## The task
For the records shown below, return an exact copy that excludes the pictures.

## Source information
════

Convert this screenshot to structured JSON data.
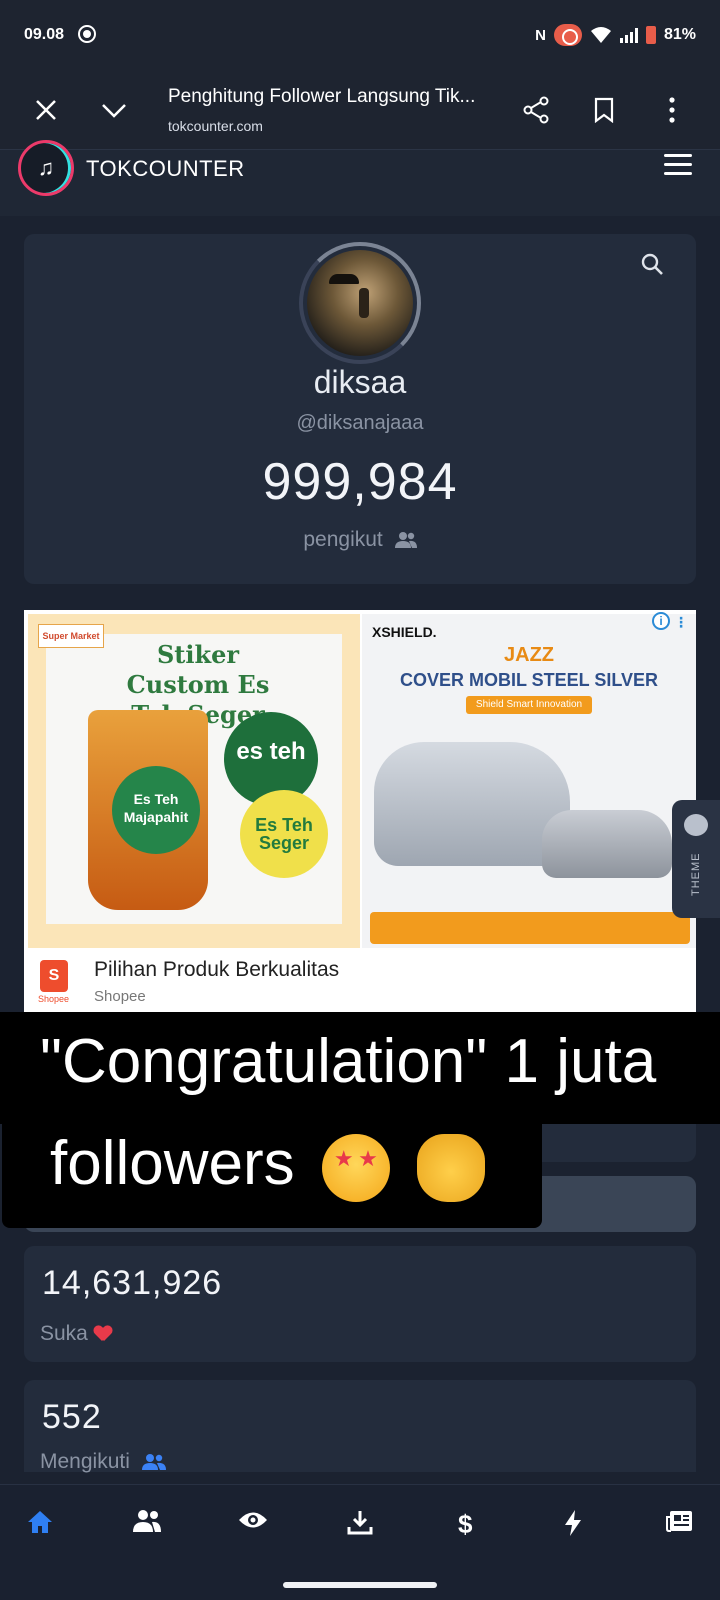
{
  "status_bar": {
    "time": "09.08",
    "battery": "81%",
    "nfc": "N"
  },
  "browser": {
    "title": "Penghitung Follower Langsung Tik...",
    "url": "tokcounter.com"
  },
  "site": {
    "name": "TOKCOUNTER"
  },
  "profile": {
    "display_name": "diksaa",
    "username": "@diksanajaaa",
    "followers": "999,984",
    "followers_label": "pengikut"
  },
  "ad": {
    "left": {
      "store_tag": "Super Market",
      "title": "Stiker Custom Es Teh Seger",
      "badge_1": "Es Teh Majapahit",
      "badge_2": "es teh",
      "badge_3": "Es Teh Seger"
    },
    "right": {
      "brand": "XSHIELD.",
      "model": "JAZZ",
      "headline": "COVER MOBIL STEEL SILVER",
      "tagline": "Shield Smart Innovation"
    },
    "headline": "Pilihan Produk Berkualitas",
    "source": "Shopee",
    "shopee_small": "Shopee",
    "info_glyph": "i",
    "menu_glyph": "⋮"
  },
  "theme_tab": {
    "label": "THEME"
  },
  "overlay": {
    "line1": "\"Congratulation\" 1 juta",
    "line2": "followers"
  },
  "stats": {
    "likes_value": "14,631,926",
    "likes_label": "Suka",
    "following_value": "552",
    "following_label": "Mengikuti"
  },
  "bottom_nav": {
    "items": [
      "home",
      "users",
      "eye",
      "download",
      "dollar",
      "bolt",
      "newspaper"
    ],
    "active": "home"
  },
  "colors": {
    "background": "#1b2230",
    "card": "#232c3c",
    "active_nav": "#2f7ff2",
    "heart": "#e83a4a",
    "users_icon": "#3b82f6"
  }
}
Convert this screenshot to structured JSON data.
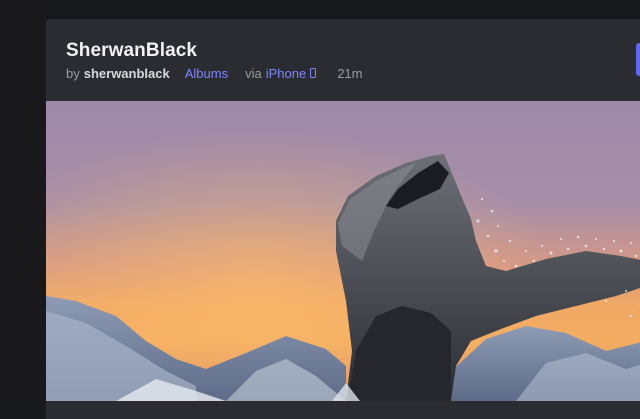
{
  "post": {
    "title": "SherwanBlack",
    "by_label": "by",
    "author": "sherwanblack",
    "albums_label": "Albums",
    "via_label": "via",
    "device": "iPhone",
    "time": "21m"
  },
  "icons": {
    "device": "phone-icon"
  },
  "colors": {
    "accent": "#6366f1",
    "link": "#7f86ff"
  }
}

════

## Answer to this task
Convert this screenshot to structured JSON data.
{
  "status_bar": {
    "time": "09.08",
    "battery": "81%",
    "nfc": "N"
  },
  "browser": {
    "title": "Penghitung Follower Langsung Tik...",
    "url": "tokcounter.com"
  },
  "site": {
    "name": "TOKCOUNTER"
  },
  "profile": {
    "display_name": "diksaa",
    "username": "@diksanajaaa",
    "followers": "999,984",
    "followers_label": "pengikut"
  },
  "ad": {
    "left": {
      "store_tag": "Super Market",
      "title": "Stiker Custom Es Teh Seger",
      "badge_1": "Es Teh Majapahit",
      "badge_2": "es teh",
      "badge_3": "Es Teh Seger"
    },
    "right": {
      "brand": "XSHIELD.",
      "model": "JAZZ",
      "headline": "COVER MOBIL STEEL SILVER",
      "tagline": "Shield Smart Innovation"
    },
    "headline": "Pilihan Produk Berkualitas",
    "source": "Shopee",
    "shopee_small": "Shopee",
    "info_glyph": "i",
    "menu_glyph": "⋮"
  },
  "theme_tab": {
    "label": "THEME"
  },
  "overlay": {
    "line1": "\"Congratulation\" 1 juta",
    "line2": "followers"
  },
  "stats": {
    "likes_value": "14,631,926",
    "likes_label": "Suka",
    "following_value": "552",
    "following_label": "Mengikuti"
  },
  "bottom_nav": {
    "items": [
      "home",
      "users",
      "eye",
      "download",
      "dollar",
      "bolt",
      "newspaper"
    ],
    "active": "home"
  },
  "colors": {
    "background": "#1b2230",
    "card": "#232c3c",
    "active_nav": "#2f7ff2",
    "heart": "#e83a4a",
    "users_icon": "#3b82f6"
  }
}
Convert this screenshot to structured JSON data.
{
  "post": {
    "title": "SherwanBlack",
    "by_label": "by",
    "author": "sherwanblack",
    "albums_label": "Albums",
    "via_label": "via",
    "device": "iPhone",
    "time": "21m"
  },
  "icons": {
    "device": "phone-icon"
  },
  "colors": {
    "accent": "#6366f1",
    "link": "#7f86ff"
  }
}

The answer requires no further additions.